### WORK ITEM
Copy out each line of the material that includes the word "Hello".

>>

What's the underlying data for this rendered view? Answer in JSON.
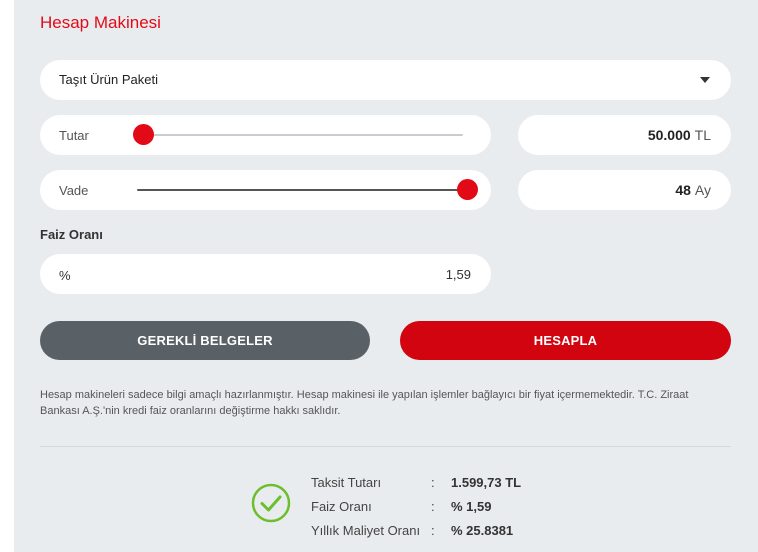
{
  "calculator": {
    "title": "Hesap Makinesi",
    "product_select": {
      "selected": "Taşıt Ürün Paketi"
    },
    "amount": {
      "label": "Tutar",
      "value": "50.000",
      "unit": "TL",
      "slider_fraction": 0.0
    },
    "term": {
      "label": "Vade",
      "value": "48",
      "unit": "Ay",
      "slider_fraction": 1.0
    },
    "interest": {
      "label": "Faiz Oranı",
      "symbol": "%",
      "value": "1,59"
    },
    "buttons": {
      "documents": "GEREKLİ BELGELER",
      "calculate": "HESAPLA"
    },
    "disclaimer": "Hesap makineleri sadece bilgi amaçlı hazırlanmıştır. Hesap makinesi ile yapılan işlemler bağlayıcı bir fiyat içermemektedir. T.C. Ziraat Bankası A.Ş.'nin kredi faiz oranlarını değiştirme hakkı saklıdır.",
    "results": [
      {
        "label": "Taksit Tutarı",
        "sep": ":",
        "value": "1.599,73 TL"
      },
      {
        "label": "Faiz Oranı",
        "sep": ":",
        "value": "% 1,59"
      },
      {
        "label": "Yıllık Maliyet Oranı",
        "sep": ":",
        "value": "% 25.8381"
      }
    ]
  },
  "colors": {
    "accent": "#e30a17",
    "button_dark": "#5a6166",
    "button_red": "#d1040f",
    "success": "#6bbf2a",
    "panel_bg": "#e9ecef"
  }
}
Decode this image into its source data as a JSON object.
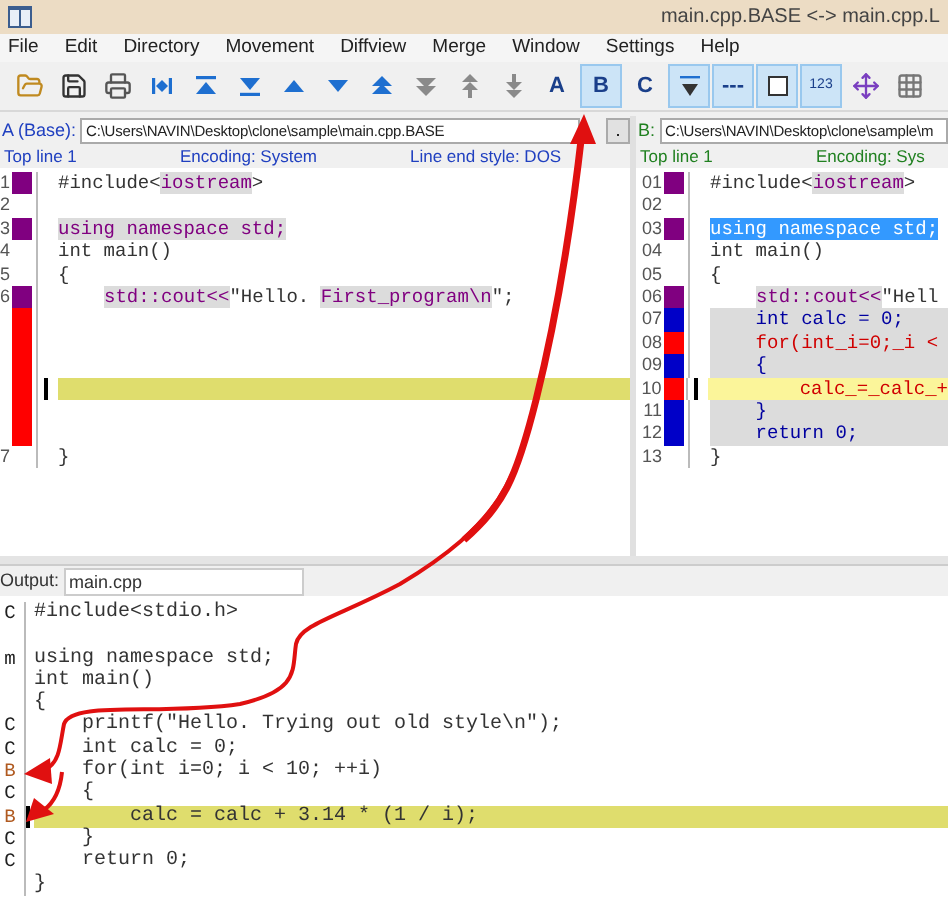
{
  "window": {
    "title": "main.cpp.BASE <-> main.cpp.L"
  },
  "menu": [
    "File",
    "Edit",
    "Directory",
    "Movement",
    "Diffview",
    "Merge",
    "Window",
    "Settings",
    "Help"
  ],
  "toolbar": [
    {
      "kind": "open",
      "selected": false
    },
    {
      "kind": "save",
      "selected": false
    },
    {
      "kind": "print",
      "selected": false
    },
    {
      "kind": "current",
      "selected": false
    },
    {
      "kind": "top",
      "selected": false
    },
    {
      "kind": "bottom",
      "selected": false
    },
    {
      "kind": "prev",
      "selected": false
    },
    {
      "kind": "next",
      "selected": false
    },
    {
      "kind": "prev-conflict",
      "selected": false
    },
    {
      "kind": "next-conflict",
      "selected": false
    },
    {
      "kind": "prev-unsolved",
      "selected": false
    },
    {
      "kind": "next-unsolved",
      "selected": false
    },
    {
      "kind": "letter",
      "label": "A",
      "selected": false
    },
    {
      "kind": "letter",
      "label": "B",
      "selected": true
    },
    {
      "kind": "letter",
      "label": "C",
      "selected": false
    },
    {
      "kind": "auto",
      "selected": true
    },
    {
      "kind": "letter",
      "label": "---",
      "selected": true
    },
    {
      "kind": "square",
      "selected": true
    },
    {
      "kind": "small",
      "label": "123",
      "selected": true
    },
    {
      "kind": "move",
      "selected": false
    },
    {
      "kind": "grid",
      "selected": false
    }
  ],
  "pane_a": {
    "label": "A (Base):",
    "path": "C:\\Users\\NAVIN\\Desktop\\clone\\sample\\main.cpp.BASE",
    "browse": ".",
    "top_line": "Top line 1",
    "encoding": "Encoding: System",
    "line_end": "Line end style: DOS",
    "lines": [
      {
        "number": "1",
        "color": "#800080",
        "current": false,
        "shaded": false,
        "indented": false,
        "segments": [
          {
            "text": "#include<",
            "kind": "plain"
          },
          {
            "text": "iostream",
            "kind": "diff"
          },
          {
            "text": ">",
            "kind": "plain"
          }
        ]
      },
      {
        "number": "2",
        "current": false,
        "shaded": false
      },
      {
        "number": "3",
        "color": "#800080",
        "current": false,
        "shaded": false,
        "indented": false,
        "segments": [
          {
            "text": "using namespace std;",
            "kind": "diff"
          }
        ]
      },
      {
        "number": "4",
        "current": false,
        "shaded": false,
        "indented": false,
        "segments": [
          {
            "text": "int main()",
            "kind": "plain"
          }
        ]
      },
      {
        "number": "5",
        "current": false,
        "shaded": false,
        "indented": false,
        "segments": [
          {
            "text": "{",
            "kind": "plain"
          }
        ]
      },
      {
        "number": "6",
        "color": "#800080",
        "current": false,
        "shaded": false,
        "indented": true,
        "segments": [
          {
            "text": "std::cout<<",
            "kind": "diff"
          },
          {
            "text": "\"Hello. ",
            "kind": "plain"
          },
          {
            "text": "First_program\\n",
            "kind": "diff"
          },
          {
            "text": "\";",
            "kind": "plain"
          }
        ]
      },
      {
        "color": "#ff0000",
        "current": false,
        "shaded": false
      },
      {
        "color": "#ff0000",
        "current": false,
        "shaded": false
      },
      {
        "color": "#ff0000",
        "current": false,
        "shaded": false
      },
      {
        "color": "#ff0000",
        "current": true,
        "shaded": false
      },
      {
        "color": "#ff0000",
        "current": false,
        "shaded": false
      },
      {
        "color": "#ff0000",
        "current": false,
        "shaded": false
      },
      {
        "number": "7",
        "current": false,
        "shaded": false,
        "indented": false,
        "segments": [
          {
            "text": "}",
            "kind": "plain"
          }
        ]
      }
    ]
  },
  "pane_b": {
    "label": "B:",
    "path": "C:\\Users\\NAVIN\\Desktop\\clone\\sample\\m",
    "top_line": "Top line 1",
    "encoding": "Encoding: Sys",
    "lines": [
      {
        "number": "01",
        "color": "#800080",
        "current": false,
        "shaded": false,
        "indented": false,
        "segments": [
          {
            "text": "#include<",
            "kind": "plain"
          },
          {
            "text": "iostream",
            "kind": "diff"
          },
          {
            "text": ">",
            "kind": "plain"
          }
        ]
      },
      {
        "number": "02",
        "current": false,
        "shaded": false
      },
      {
        "number": "03",
        "color": "#800080",
        "current": false,
        "shaded": false,
        "indented": false,
        "segments": [
          {
            "text": "using namespace std;",
            "kind": "selection"
          }
        ]
      },
      {
        "number": "04",
        "current": false,
        "shaded": false,
        "indented": false,
        "segments": [
          {
            "text": "int main()",
            "kind": "plain"
          }
        ]
      },
      {
        "number": "05",
        "current": false,
        "shaded": false,
        "indented": false,
        "segments": [
          {
            "text": "{",
            "kind": "plain"
          }
        ]
      },
      {
        "number": "06",
        "color": "#800080",
        "current": false,
        "shaded": false,
        "indented": true,
        "segments": [
          {
            "text": "std::cout<<",
            "kind": "diff"
          },
          {
            "text": "\"Hell",
            "kind": "plain"
          }
        ]
      },
      {
        "number": "07",
        "color": "#0000c8",
        "current": false,
        "shaded": true,
        "indented": false,
        "segments": [
          {
            "text": "    int calc = 0;",
            "kind": "added"
          }
        ]
      },
      {
        "number": "08",
        "color": "#ff0000",
        "current": false,
        "shaded": true,
        "indented": false,
        "segments": [
          {
            "text": "    for(int_i=0;_i <",
            "kind": "conflict"
          }
        ]
      },
      {
        "number": "09",
        "color": "#0000c8",
        "current": false,
        "shaded": true,
        "indented": false,
        "segments": [
          {
            "text": "    {",
            "kind": "added"
          }
        ]
      },
      {
        "number": "10",
        "color": "#ff0000",
        "current": true,
        "shaded": true,
        "indented": false,
        "segments": [
          {
            "text": "        calc_=_calc_+",
            "kind": "conflict"
          }
        ]
      },
      {
        "number": "11",
        "color": "#0000c8",
        "current": false,
        "shaded": true,
        "indented": false,
        "segments": [
          {
            "text": "    }",
            "kind": "added"
          }
        ]
      },
      {
        "number": "12",
        "color": "#0000c8",
        "current": false,
        "shaded": true,
        "indented": false,
        "segments": [
          {
            "text": "    return 0;",
            "kind": "added"
          }
        ]
      },
      {
        "number": "13",
        "current": false,
        "shaded": false,
        "indented": false,
        "segments": [
          {
            "text": "}",
            "kind": "plain"
          }
        ]
      }
    ]
  },
  "output": {
    "label": "Output:",
    "file": "main.cpp",
    "lines": [
      {
        "source": "C",
        "color": "#202020",
        "text": "#include<stdio.h>",
        "current": false
      },
      {
        "current": false
      },
      {
        "source": "m",
        "color": "#202020",
        "text": "using namespace std;",
        "current": false
      },
      {
        "text": "int main()",
        "current": false
      },
      {
        "text": "{",
        "current": false
      },
      {
        "source": "C",
        "color": "#202020",
        "text": "    printf(\"Hello. Trying out old style\\n\");",
        "current": false
      },
      {
        "source": "C",
        "color": "#202020",
        "text": "    int calc = 0;",
        "current": false
      },
      {
        "source": "B",
        "color": "#b05a20",
        "text": "    for(int i=0; i < 10; ++i)",
        "current": false
      },
      {
        "source": "C",
        "color": "#202020",
        "text": "    {",
        "current": false
      },
      {
        "source": "B",
        "color": "#b05a20",
        "text": "        calc = calc + 3.14 * (1 / i);",
        "current": true
      },
      {
        "source": "C",
        "color": "#202020",
        "text": "    }",
        "current": false
      },
      {
        "source": "C",
        "color": "#202020",
        "text": "    return 0;",
        "current": false
      },
      {
        "text": "}",
        "current": false
      }
    ]
  }
}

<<

### TASK ANSWER
            "text": "\"Hello. ",
        "text": "    printf(\"Hello. Trying out old style\\n\");",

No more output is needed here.